The photodiode specified responds linearly to light intensity over a 100 dB range. Digitizing the diodes linearly amplified output would require an A-D converter with 17 bits of range. This requirement can be eliminated by logarithmically compressing the diode's output in the signal conditioning circuity. Al and Q4 convert the diode's photocurrent to voltage output with a logarithmic transfer function. A2 provides offsetting and additional gain. A3 and its associated components form a temperature control loop which maintains Q4 at constant temperature (all transistors in this circuit are part of a CA3096 monolithic array).
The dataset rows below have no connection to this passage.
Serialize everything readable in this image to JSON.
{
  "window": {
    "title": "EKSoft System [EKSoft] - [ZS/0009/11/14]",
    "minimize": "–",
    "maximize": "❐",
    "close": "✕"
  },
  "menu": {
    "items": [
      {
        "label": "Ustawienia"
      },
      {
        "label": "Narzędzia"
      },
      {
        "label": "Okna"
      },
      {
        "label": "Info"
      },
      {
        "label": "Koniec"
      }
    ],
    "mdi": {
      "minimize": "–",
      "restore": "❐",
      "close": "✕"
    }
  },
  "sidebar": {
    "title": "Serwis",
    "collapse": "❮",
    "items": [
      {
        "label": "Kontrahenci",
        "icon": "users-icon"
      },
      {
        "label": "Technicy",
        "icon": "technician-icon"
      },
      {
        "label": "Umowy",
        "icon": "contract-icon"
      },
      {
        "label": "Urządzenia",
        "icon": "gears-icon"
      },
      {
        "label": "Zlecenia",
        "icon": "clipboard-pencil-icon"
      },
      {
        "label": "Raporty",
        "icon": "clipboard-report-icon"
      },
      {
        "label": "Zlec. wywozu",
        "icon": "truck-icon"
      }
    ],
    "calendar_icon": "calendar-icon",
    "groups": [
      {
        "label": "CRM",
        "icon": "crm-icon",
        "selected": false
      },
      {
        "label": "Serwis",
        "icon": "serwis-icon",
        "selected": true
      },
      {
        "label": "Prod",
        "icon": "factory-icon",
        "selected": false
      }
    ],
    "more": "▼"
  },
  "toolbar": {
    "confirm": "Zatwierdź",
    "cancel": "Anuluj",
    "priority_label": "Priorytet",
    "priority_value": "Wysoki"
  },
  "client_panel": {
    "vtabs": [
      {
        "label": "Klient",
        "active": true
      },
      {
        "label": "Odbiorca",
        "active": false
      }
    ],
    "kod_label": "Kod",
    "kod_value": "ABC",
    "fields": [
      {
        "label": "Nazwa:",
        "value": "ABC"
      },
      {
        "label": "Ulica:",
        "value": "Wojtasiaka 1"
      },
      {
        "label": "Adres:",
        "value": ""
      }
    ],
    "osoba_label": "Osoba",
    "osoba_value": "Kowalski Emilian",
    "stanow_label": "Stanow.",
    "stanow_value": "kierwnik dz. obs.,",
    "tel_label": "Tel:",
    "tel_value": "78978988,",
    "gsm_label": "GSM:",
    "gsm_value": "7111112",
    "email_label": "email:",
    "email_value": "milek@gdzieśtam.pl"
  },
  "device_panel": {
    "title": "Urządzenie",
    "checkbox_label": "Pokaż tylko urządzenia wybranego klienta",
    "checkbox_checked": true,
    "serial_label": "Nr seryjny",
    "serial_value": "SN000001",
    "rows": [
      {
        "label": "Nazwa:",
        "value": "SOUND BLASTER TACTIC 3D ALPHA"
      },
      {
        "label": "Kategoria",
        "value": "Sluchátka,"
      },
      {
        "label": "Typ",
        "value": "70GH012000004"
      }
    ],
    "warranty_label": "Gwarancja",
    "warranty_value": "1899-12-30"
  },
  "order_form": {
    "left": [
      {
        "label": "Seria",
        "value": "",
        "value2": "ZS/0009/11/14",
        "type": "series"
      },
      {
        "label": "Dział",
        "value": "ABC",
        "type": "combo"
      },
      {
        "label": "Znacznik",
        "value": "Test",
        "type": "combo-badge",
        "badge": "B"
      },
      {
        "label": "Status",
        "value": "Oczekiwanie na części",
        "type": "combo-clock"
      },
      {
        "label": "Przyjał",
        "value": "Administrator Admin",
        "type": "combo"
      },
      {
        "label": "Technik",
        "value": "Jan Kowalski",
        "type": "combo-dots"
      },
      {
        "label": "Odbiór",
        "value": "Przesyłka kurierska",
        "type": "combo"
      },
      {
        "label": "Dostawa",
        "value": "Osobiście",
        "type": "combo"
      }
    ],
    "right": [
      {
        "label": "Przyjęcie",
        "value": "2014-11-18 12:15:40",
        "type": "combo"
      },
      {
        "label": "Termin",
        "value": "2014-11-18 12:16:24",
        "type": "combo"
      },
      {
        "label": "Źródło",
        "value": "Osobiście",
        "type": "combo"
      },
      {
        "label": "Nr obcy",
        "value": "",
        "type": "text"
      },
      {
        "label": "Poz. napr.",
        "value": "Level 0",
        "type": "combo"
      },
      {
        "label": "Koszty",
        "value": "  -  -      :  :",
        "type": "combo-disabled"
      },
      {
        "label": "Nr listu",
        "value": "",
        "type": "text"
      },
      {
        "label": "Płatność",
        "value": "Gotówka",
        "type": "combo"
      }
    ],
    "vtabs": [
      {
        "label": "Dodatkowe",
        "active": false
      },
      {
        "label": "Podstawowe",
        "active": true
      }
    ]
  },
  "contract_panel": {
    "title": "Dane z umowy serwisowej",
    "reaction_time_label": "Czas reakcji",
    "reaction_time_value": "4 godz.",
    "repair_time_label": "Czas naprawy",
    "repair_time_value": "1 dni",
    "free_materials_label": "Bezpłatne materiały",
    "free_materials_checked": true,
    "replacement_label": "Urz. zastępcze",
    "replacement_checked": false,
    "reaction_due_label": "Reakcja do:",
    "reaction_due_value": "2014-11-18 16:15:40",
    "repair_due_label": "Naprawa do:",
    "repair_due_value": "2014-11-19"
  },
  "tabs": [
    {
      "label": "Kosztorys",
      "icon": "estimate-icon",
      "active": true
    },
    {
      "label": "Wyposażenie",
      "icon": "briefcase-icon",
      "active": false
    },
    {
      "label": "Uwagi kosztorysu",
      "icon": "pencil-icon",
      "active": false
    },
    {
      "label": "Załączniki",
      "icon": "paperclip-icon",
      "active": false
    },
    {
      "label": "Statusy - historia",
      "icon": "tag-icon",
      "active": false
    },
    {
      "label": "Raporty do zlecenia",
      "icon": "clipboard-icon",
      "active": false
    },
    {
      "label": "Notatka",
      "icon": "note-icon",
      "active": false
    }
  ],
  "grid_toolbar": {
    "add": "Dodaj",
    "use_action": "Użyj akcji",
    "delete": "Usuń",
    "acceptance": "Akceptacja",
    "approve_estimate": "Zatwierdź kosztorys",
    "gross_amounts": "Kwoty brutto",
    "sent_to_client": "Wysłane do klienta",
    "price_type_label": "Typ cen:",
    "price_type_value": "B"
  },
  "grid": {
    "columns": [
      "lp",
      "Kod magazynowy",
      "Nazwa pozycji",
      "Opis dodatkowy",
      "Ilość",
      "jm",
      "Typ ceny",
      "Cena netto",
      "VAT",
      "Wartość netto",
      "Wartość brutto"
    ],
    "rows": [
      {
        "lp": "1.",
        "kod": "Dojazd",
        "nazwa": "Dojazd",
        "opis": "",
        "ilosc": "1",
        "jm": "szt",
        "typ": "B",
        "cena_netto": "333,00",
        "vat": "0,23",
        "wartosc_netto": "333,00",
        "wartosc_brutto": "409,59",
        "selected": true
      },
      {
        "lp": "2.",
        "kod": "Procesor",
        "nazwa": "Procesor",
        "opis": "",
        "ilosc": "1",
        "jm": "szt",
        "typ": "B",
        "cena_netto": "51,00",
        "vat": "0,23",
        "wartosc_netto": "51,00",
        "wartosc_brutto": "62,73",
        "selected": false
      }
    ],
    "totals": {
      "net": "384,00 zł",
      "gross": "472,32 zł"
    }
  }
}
The 0.033 ÂµÂ¥ value at A3's compensation pins gives good loop damping if the circuit is built using the array's transistors in the location shown. Because of the array die's small size, response is quick and clean. A full-scale step requires only 250 ms to settle to final value. To use this circuit, first set the thermal control loop. To do this, ground Q3's base and set the 2 k pot so A3's negative input voltage is 55 mV above its positive input. This places the servo's setpoint at about 50Â°C (25Â°C ambient + (2.2 mV/Â°C 25Â°C rise = 55 mV = 50Â°C). Unground Q3's base and the array will come to temperature. Next, place the photodiode in a completely dark environment and adjust the "dark trim" so A2's output is 0 V. Finally, apply or electrically simulate 1 mW of light and set the ''full-scale" trim for 10 V out. Once adjusted, this circuit responds logarithmically to light inputs from lOnW to ImW with an accuracy limited by the diode's 1% error.